FILTRATION – Crays can be dirty, especially in increasingly large colonies. Filter these tanks with DOUBLE the appropriate size filter – bigger is better.   The ideal setup would include an undergravel filter, plus an added canister filter. The undergravel filter is very important to maintain a clear cray tank. (Many pet store employees will “poo poo” the need for an undergravel filter. Yes, there is maintenence involved with undergravel filters, but crays are not fishes and do not benefit from a fish-oriented setup). With an undergravel filter, you can mix fine-gravel size charcoal into the substrate, which has the same benefits as charcoal in your canister filter. As for the canister filter, get one that is rated for DOUBLE your tank size. I sometimes put HYDROTON in my canister filters, let them run a month, and you have perfect growing medium for an Aquaponic Garden.

Some people experience crays finding a way to climb OUT of the tank. This is a clear indication that there is NOT enough oxygen, and probably not enough water movement via filtration. Rule of thumb is to keep water level 2 inches from the top of the tank and have 3X or more filtration than you would use for a normal “community tank”.

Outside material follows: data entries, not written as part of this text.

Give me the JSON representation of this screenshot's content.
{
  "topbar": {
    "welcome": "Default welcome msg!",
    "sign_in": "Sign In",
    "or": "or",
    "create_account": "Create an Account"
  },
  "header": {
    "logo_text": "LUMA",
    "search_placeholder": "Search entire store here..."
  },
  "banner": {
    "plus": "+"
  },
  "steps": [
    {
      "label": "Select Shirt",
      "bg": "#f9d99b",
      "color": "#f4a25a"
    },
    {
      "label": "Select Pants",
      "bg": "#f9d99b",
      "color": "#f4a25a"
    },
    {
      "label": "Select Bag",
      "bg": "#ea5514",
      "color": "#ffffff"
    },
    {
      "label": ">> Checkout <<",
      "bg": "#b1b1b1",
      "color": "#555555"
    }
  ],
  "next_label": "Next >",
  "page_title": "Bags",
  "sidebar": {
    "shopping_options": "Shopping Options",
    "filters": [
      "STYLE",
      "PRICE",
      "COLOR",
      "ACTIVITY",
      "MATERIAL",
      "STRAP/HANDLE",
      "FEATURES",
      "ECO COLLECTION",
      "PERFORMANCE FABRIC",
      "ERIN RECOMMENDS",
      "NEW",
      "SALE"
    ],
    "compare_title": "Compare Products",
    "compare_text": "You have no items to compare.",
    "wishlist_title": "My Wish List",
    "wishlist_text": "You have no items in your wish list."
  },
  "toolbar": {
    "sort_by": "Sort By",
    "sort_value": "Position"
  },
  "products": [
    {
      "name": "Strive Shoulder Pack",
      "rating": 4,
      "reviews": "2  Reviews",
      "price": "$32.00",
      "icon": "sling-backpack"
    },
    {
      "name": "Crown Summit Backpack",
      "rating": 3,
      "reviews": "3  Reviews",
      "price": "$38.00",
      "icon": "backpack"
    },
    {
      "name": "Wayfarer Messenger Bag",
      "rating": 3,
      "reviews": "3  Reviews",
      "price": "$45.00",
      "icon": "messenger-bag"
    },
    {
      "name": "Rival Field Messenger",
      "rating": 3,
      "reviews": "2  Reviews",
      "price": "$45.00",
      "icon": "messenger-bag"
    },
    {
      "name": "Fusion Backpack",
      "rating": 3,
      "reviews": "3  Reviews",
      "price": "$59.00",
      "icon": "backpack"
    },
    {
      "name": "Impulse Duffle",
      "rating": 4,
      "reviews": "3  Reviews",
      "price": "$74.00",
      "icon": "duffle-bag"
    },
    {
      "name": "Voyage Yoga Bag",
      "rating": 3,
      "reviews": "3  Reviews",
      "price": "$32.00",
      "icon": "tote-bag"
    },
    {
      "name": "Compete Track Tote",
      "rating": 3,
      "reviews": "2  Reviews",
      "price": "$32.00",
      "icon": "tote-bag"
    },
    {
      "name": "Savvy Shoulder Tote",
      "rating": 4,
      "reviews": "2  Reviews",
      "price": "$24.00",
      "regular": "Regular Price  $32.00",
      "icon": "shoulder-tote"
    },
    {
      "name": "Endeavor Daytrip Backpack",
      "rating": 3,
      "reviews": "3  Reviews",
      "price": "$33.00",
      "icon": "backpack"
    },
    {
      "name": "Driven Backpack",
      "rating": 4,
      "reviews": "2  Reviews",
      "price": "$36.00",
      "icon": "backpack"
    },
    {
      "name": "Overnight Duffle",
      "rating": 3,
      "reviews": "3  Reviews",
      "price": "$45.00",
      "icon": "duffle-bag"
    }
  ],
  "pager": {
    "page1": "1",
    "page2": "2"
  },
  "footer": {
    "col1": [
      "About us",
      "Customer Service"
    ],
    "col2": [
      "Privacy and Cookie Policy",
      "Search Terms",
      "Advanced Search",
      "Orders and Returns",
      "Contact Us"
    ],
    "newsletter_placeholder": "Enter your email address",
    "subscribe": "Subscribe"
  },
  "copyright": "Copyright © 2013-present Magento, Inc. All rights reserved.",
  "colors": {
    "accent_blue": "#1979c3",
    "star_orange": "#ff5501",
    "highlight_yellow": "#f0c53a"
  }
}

Cover the filter intake with a “filter sock” (sometimes called a Bonded Foam Sleeve). . Filter media bags from the pet store work great for tube intakes! This will prevent newborn babies from getting sucked into the filter, and since it collects waste and food, serves as a feeding station for all size crays.  You will want to do a partial water change once a week in a cray colony. Even with the best filtration, with molting and normal excretions, a tank of clear water will go yellow in a few days or a week in a large colony (without an undergravel filter and substrate). Changing out up to 90% of the water each week can be considered normal, if you like a nice clear aquarium, and do not have the undergravel filter. Otherwise, change out HALF the tank water every 2 weeks to avoid buildup of ammonia, nitrates etc.

Start the “breeder tank” out with several specimens. (Babies or young adults are the best to start with, rather than larger adults of questionable age). Once your crayfish begin having babies, it simply is a matter of time before you have many generations of crays creating an ongoing supply.

The statements provided in this website reflect the personal experience of the owner, not the results of academic research per se